→ **TASK**: Each entry needs to be given again, character for character.

=== INPUT DATA ===

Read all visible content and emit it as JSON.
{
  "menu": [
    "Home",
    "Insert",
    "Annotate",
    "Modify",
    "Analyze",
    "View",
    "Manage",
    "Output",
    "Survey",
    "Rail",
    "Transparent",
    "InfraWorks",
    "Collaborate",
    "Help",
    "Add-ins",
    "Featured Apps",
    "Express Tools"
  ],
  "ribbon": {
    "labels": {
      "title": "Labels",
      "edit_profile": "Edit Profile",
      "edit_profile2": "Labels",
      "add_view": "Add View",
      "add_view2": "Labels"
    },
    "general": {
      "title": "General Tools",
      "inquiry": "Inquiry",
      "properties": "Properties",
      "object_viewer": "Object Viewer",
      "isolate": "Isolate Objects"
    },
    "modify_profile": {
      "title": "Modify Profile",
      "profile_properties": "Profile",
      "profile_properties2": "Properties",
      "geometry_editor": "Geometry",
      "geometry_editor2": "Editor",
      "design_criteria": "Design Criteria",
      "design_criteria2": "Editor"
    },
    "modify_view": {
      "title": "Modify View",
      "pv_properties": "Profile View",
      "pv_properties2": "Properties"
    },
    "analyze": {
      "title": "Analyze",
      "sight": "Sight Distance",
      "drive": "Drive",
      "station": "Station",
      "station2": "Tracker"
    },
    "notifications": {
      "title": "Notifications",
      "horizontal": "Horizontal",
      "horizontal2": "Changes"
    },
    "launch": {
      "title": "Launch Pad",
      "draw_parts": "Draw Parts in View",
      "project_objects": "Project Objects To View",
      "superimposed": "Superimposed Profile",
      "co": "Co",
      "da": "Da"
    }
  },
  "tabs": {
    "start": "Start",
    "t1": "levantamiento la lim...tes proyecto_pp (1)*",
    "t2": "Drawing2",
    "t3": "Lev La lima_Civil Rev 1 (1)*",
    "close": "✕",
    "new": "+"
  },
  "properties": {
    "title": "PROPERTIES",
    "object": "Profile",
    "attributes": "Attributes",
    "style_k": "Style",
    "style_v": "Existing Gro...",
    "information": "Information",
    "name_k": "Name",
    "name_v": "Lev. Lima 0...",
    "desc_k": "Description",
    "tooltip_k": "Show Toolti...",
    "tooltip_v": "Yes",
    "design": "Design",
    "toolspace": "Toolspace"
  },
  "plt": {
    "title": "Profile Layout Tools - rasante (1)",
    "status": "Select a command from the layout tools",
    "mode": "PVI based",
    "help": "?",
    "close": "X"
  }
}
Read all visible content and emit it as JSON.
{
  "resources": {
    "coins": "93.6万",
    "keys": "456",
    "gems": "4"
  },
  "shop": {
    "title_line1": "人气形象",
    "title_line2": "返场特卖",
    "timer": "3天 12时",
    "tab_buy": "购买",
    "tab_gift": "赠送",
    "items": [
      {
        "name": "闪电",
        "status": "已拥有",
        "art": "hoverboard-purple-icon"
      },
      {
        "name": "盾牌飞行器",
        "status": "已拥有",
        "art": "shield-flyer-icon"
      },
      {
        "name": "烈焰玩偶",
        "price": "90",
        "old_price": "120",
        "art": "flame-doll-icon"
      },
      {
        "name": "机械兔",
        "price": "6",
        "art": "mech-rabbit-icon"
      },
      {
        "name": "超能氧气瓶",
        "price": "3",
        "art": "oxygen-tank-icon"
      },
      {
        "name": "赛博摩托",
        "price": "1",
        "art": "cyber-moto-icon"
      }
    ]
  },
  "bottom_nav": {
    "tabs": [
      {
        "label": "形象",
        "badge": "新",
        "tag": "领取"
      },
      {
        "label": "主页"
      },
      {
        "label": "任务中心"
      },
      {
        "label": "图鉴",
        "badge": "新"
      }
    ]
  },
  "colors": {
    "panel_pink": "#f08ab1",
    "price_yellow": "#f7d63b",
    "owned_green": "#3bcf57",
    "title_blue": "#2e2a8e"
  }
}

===

→ **WRITTEN RESPONSE**:
Read all visible content and emit it as JSON.
{
  "menu": [
    "Home",
    "Insert",
    "Annotate",
    "Modify",
    "Analyze",
    "View",
    "Manage",
    "Output",
    "Survey",
    "Rail",
    "Transparent",
    "InfraWorks",
    "Collaborate",
    "Help",
    "Add-ins",
    "Featured Apps",
    "Express Tools"
  ],
  "ribbon": {
    "labels": {
      "title": "Labels",
      "edit_profile": "Edit Profile",
      "edit_profile2": "Labels",
      "add_view": "Add View",
      "add_view2": "Labels"
    },
    "general": {
      "title": "General Tools",
      "inquiry": "Inquiry",
      "properties": "Properties",
      "object_viewer": "Object Viewer",
      "isolate": "Isolate Objects"
    },
    "modify_profile": {
      "title": "Modify Profile",
      "profile_properties": "Profile",
      "profile_properties2": "Properties",
      "geometry_editor": "Geometry",
      "geometry_editor2": "Editor",
      "design_criteria": "Design Criteria",
      "design_criteria2": "Editor"
    },
    "modify_view": {
      "title": "Modify View",
      "pv_properties": "Profile View",
      "pv_properties2": "Properties"
    },
    "analyze": {
      "title": "Analyze",
      "sight": "Sight Distance",
      "drive": "Drive",
      "station": "Station",
      "station2": "Tracker"
    },
    "notifications": {
      "title": "Notifications",
      "horizontal": "Horizontal",
      "horizontal2": "Changes"
    },
    "launch": {
      "title": "Launch Pad",
      "draw_parts": "Draw Parts in View",
      "project_objects": "Project Objects To View",
      "superimposed": "Superimposed Profile",
      "co": "Co",
      "da": "Da"
    }
  },
  "tabs": {
    "start": "Start",
    "t1": "levantamiento la lim...tes proyecto_pp (1)*",
    "t2": "Drawing2",
    "t3": "Lev La lima_Civil Rev 1 (1)*",
    "close": "✕",
    "new": "+"
  },
  "properties": {
    "title": "PROPERTIES",
    "object": "Profile",
    "attributes": "Attributes",
    "style_k": "Style",
    "style_v": "Existing Gro...",
    "information": "Information",
    "name_k": "Name",
    "name_v": "Lev. Lima 0...",
    "desc_k": "Description",
    "tooltip_k": "Show Toolti...",
    "tooltip_v": "Yes",
    "design": "Design",
    "toolspace": "Toolspace"
  },
  "plt": {
    "title": "Profile Layout Tools - rasante (1)",
    "status": "Select a command from the layout tools",
    "mode": "PVI based",
    "help": "?",
    "close": "X"
  }
}
Read all visible content and emit it as JSON.
{
  "resources": {
    "coins": "93.6万",
    "keys": "456",
    "gems": "4"
  },
  "shop": {
    "title_line1": "人气形象",
    "title_line2": "返场特卖",
    "timer": "3天 12时",
    "tab_buy": "购买",
    "tab_gift": "赠送",
    "items": [
      {
        "name": "闪电",
        "status": "已拥有",
        "art": "hoverboard-purple-icon"
      },
      {
        "name": "盾牌飞行器",
        "status": "已拥有",
        "art": "shield-flyer-icon"
      },
      {
        "name": "烈焰玩偶",
        "price": "90",
        "old_price": "120",
        "art": "flame-doll-icon"
      },
      {
        "name": "机械兔",
        "price": "6",
        "art": "mech-rabbit-icon"
      },
      {
        "name": "超能氧气瓶",
        "price": "3",
        "art": "oxygen-tank-icon"
      },
      {
        "name": "赛博摩托",
        "price": "1",
        "art": "cyber-moto-icon"
      }
    ]
  },
  "bottom_nav": {
    "tabs": [
      {
        "label": "形象",
        "badge": "新",
        "tag": "领取"
      },
      {
        "label": "主页"
      },
      {
        "label": "任务中心"
      },
      {
        "label": "图鉴",
        "badge": "新"
      }
    ]
  },
  "colors": {
    "panel_pink": "#f08ab1",
    "price_yellow": "#f7d63b",
    "owned_green": "#3bcf57",
    "title_blue": "#2e2a8e"
  }
}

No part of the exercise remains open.